While cannabis used to be openly sold in Freetown Christiania, an intentional community in Copenhagen, since a shooting in 2016, the trade has been more or less forced out of sight. Avoid buying drugs here and make sure you do not take photos of anyone using or selling drugs either. You’ll get your camera broken by angry locals if you do.
Scams here are rare, however, if you’re worried about getting ripped off you can read about common travel scams to avoid here.
If you experience an emergency, dial 112 for assistance.
Remember to always trust your gut instinct. Avoid isolated areas at night, and be aware of your surroundings at all times. Make copies of your personal documents, including your passport and ID.
The most important piece of advice I can offer is to purchase good travel insurance. Travel insurance will protect you against illness, injury, theft, and cancellations. It’s comprehensive protection in case anything goes wrong. I never go on a trip without it as I’ve had to use it many times in the past. You can use the widget below to find the policy right for you:
Denmark Travel Guide: The Best Booking Resources
These are my favorite companies to use when I travel. They consistently have the best deals, offer world-class customer service and great value, and overall, are better than their competitors. They are the companies I use the most and are always the starting point in my search for travel deals.
- Skyscanner – Skyscanner is my favorite flight search engine. They search small websites and budget airlines that larger search sites tend to miss. They are hands down the number one place to start.
- Hostelworld – This is the best hostel accommodation site out there with the largest inventory, best search interface, and widest availability.
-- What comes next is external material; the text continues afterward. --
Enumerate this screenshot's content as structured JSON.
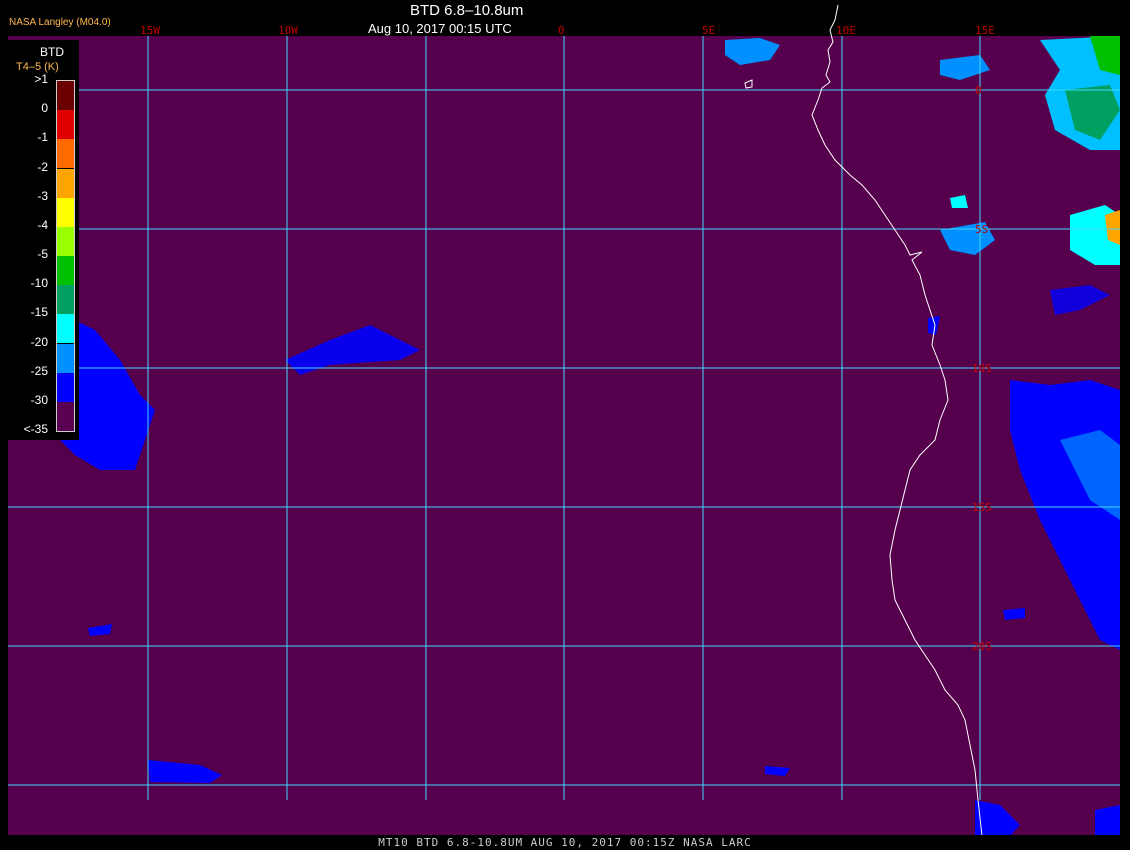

- Booking.com – The best all around booking site that constantly provides the cheapest and lowest rates. They have the widest selection of budget accommodation. In all my tests, they’ve always had the cheapest rates out of all the booking websites.
- HostelPass – This new card gives you up to 20% off hostels throughout Europe. It’s a great way to save money. They’re constantly adding new hostels too. I’ve always wanted something like this and glad it finallt exists.
- Get Your Guide – Get Your Guide is a huge online marketplace for tours and excursions. They have tons of tour options available in cities all around the world, including everything from cooking classes, walking tours, street art lessons, and more!
- The Man in Seat 61 – This website is the ultimate guide to train travel anywhere in the world. They have the most comprehensive information on routes, times, prices, and train conditions. If you are planning a long train journey or some epic train trip, consult this site.
- Rome2Rio – This website allows you to see how to get from point A to point B the best and cheapest way possible. It will give you all the bus, train, plane, or boat routes that can get you there as well as how much they cost.
- FlixBus – Flixbus has routes between 20 European countries with prices starting as low 5 EUR! Their buses include WiFi, electrical outlets, a free checked bag.
- SafetyWing – Safety Wing offers convenient and affordable plans tailored to digital nomads and long-term travelers. They have cheap monthly plans, great customer service, and an easy-to-use claims process that makes it perfect for those on the road.
- LifeStraw – My go-to company for reusable water bottles with built-in filters so you can ensure your drinking water is always clean and safe.
- Unbound Merino – They make lightweight, durable, easy-to-clean travel clothing.
- Top Travel Credit Cards – Points are the best way to cut down travel expenses. Here’s my favorite point earning credit cards so you can get free travel!
Denmark Travel Guide: Related Articles
Want more info? Check out all the articles I’ve written on Europe travel and continue planning your trip: